What you need to do: Everything in the entries below except the pictures must be returned exactly.

Task inputs:
..........

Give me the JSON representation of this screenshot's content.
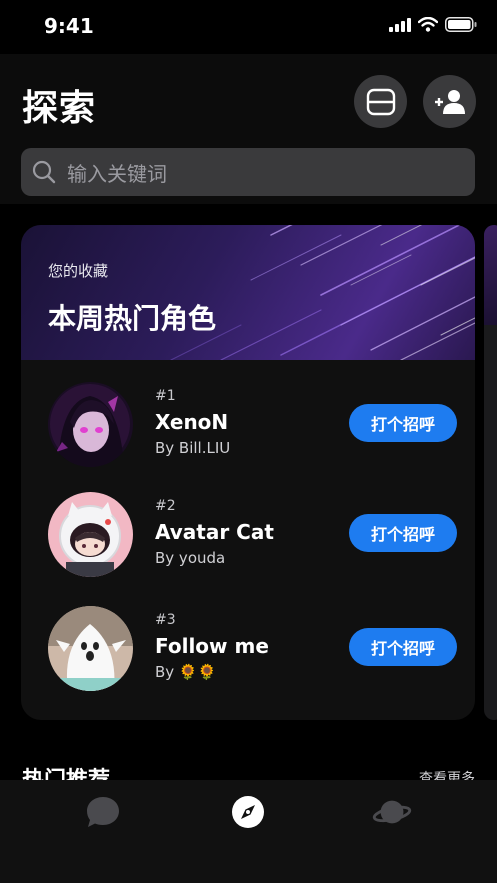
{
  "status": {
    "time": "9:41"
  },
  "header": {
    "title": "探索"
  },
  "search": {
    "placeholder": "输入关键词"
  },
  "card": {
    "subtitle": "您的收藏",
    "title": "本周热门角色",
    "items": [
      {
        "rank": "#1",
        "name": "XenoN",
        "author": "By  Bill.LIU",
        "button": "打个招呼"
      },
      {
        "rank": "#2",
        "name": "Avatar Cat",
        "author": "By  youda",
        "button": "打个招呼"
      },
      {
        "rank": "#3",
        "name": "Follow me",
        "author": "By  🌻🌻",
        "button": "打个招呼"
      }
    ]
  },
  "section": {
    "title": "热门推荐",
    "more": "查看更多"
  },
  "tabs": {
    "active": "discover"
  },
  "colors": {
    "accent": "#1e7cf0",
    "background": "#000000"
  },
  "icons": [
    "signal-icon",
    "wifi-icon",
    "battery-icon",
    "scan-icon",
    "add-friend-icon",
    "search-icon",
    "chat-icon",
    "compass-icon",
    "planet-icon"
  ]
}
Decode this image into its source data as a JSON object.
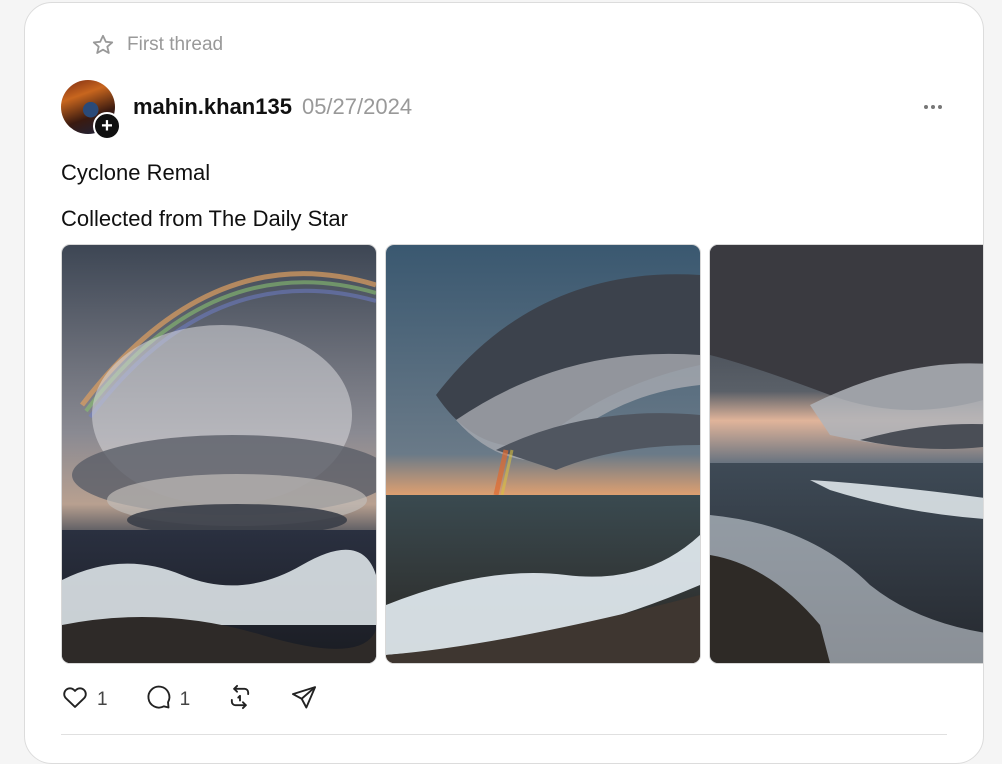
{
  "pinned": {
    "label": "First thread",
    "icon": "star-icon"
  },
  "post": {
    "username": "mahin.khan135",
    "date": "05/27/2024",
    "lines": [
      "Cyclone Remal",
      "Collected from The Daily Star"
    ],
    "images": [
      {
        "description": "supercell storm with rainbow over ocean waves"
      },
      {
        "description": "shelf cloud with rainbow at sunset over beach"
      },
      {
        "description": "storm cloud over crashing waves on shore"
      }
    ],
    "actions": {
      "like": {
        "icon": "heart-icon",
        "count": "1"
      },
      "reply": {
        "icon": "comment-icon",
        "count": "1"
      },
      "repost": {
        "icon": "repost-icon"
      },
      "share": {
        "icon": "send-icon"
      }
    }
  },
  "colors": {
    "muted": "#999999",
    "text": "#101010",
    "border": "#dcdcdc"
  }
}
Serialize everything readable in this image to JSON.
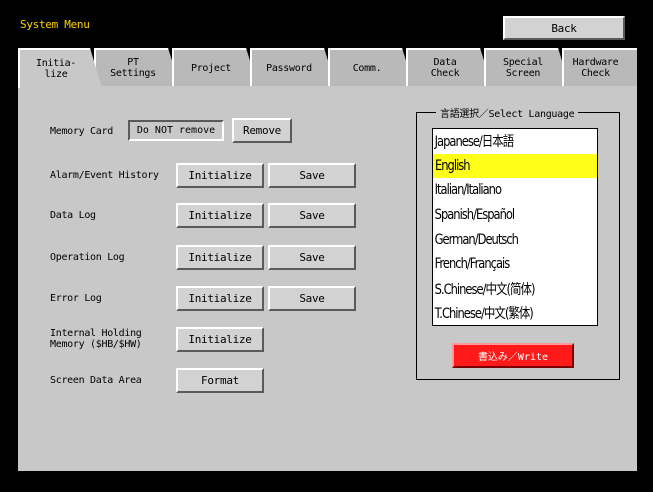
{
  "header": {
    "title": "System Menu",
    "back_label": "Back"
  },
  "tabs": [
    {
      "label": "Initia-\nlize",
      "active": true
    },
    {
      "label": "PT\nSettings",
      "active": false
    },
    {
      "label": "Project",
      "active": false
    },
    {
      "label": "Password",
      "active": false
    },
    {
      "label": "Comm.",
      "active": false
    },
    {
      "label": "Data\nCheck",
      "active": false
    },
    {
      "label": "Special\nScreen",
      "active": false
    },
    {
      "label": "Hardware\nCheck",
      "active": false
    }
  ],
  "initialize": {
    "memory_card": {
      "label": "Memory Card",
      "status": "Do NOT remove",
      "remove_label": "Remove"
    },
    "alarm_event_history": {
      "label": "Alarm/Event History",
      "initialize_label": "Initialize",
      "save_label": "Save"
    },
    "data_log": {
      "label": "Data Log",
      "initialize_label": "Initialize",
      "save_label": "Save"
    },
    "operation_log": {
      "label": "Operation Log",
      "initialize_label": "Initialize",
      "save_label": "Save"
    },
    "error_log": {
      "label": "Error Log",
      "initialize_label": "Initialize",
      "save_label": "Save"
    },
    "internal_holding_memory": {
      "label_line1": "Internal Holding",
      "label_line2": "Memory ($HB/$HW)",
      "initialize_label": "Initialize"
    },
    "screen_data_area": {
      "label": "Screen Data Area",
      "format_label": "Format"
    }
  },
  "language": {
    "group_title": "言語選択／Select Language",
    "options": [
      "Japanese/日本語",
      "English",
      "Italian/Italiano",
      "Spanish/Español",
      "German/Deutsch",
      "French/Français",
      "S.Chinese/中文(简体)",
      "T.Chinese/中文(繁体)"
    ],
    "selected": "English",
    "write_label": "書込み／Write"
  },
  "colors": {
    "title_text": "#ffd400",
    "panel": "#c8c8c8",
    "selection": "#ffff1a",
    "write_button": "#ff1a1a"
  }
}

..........

Task output:
Give me the JSON representation of this screenshot's content.
{
  "status": {
    "time": "9:41"
  },
  "header": {
    "title": "探索"
  },
  "search": {
    "placeholder": "输入关键词"
  },
  "card": {
    "subtitle": "您的收藏",
    "title": "本周热门角色",
    "items": [
      {
        "rank": "#1",
        "name": "XenoN",
        "author": "By  Bill.LIU",
        "button": "打个招呼"
      },
      {
        "rank": "#2",
        "name": "Avatar Cat",
        "author": "By  youda",
        "button": "打个招呼"
      },
      {
        "rank": "#3",
        "name": "Follow me",
        "author": "By  🌻🌻",
        "button": "打个招呼"
      }
    ]
  },
  "section": {
    "title": "热门推荐",
    "more": "查看更多"
  },
  "tabs": {
    "active": "discover"
  },
  "colors": {
    "accent": "#1e7cf0",
    "background": "#000000"
  },
  "icons": [
    "signal-icon",
    "wifi-icon",
    "battery-icon",
    "scan-icon",
    "add-friend-icon",
    "search-icon",
    "chat-icon",
    "compass-icon",
    "planet-icon"
  ]
}
Decode this image into its source data as a JSON object.
{
  "pinned": {
    "label": "First thread",
    "icon": "star-icon"
  },
  "post": {
    "username": "mahin.khan135",
    "date": "05/27/2024",
    "lines": [
      "Cyclone Remal",
      "Collected from The Daily Star"
    ],
    "images": [
      {
        "description": "supercell storm with rainbow over ocean waves"
      },
      {
        "description": "shelf cloud with rainbow at sunset over beach"
      },
      {
        "description": "storm cloud over crashing waves on shore"
      }
    ],
    "actions": {
      "like": {
        "icon": "heart-icon",
        "count": "1"
      },
      "reply": {
        "icon": "comment-icon",
        "count": "1"
      },
      "repost": {
        "icon": "repost-icon"
      },
      "share": {
        "icon": "send-icon"
      }
    }
  },
  "colors": {
    "muted": "#999999",
    "text": "#101010",
    "border": "#dcdcdc"
  }
}
Serialize everything readable in this image to JSON.
{
  "header": {
    "title": "System Menu",
    "back_label": "Back"
  },
  "tabs": [
    {
      "label": "Initia-\nlize",
      "active": true
    },
    {
      "label": "PT\nSettings",
      "active": false
    },
    {
      "label": "Project",
      "active": false
    },
    {
      "label": "Password",
      "active": false
    },
    {
      "label": "Comm.",
      "active": false
    },
    {
      "label": "Data\nCheck",
      "active": false
    },
    {
      "label": "Special\nScreen",
      "active": false
    },
    {
      "label": "Hardware\nCheck",
      "active": false
    }
  ],
  "initialize": {
    "memory_card": {
      "label": "Memory Card",
      "status": "Do NOT remove",
      "remove_label": "Remove"
    },
    "alarm_event_history": {
      "label": "Alarm/Event History",
      "initialize_label": "Initialize",
      "save_label": "Save"
    },
    "data_log": {
      "label": "Data Log",
      "initialize_label": "Initialize",
      "save_label": "Save"
    },
    "operation_log": {
      "label": "Operation Log",
      "initialize_label": "Initialize",
      "save_label": "Save"
    },
    "error_log": {
      "label": "Error Log",
      "initialize_label": "Initialize",
      "save_label": "Save"
    },
    "internal_holding_memory": {
      "label_line1": "Internal Holding",
      "label_line2": "Memory ($HB/$HW)",
      "initialize_label": "Initialize"
    },
    "screen_data_area": {
      "label": "Screen Data Area",
      "format_label": "Format"
    }
  },
  "language": {
    "group_title": "言語選択／Select Language",
    "options": [
      "Japanese/日本語",
      "English",
      "Italian/Italiano",
      "Spanish/Español",
      "German/Deutsch",
      "French/Français",
      "S.Chinese/中文(简体)",
      "T.Chinese/中文(繁体)"
    ],
    "selected": "English",
    "write_label": "書込み／Write"
  },
  "colors": {
    "title_text": "#ffd400",
    "panel": "#c8c8c8",
    "selection": "#ffff1a",
    "write_button": "#ff1a1a"
  }
}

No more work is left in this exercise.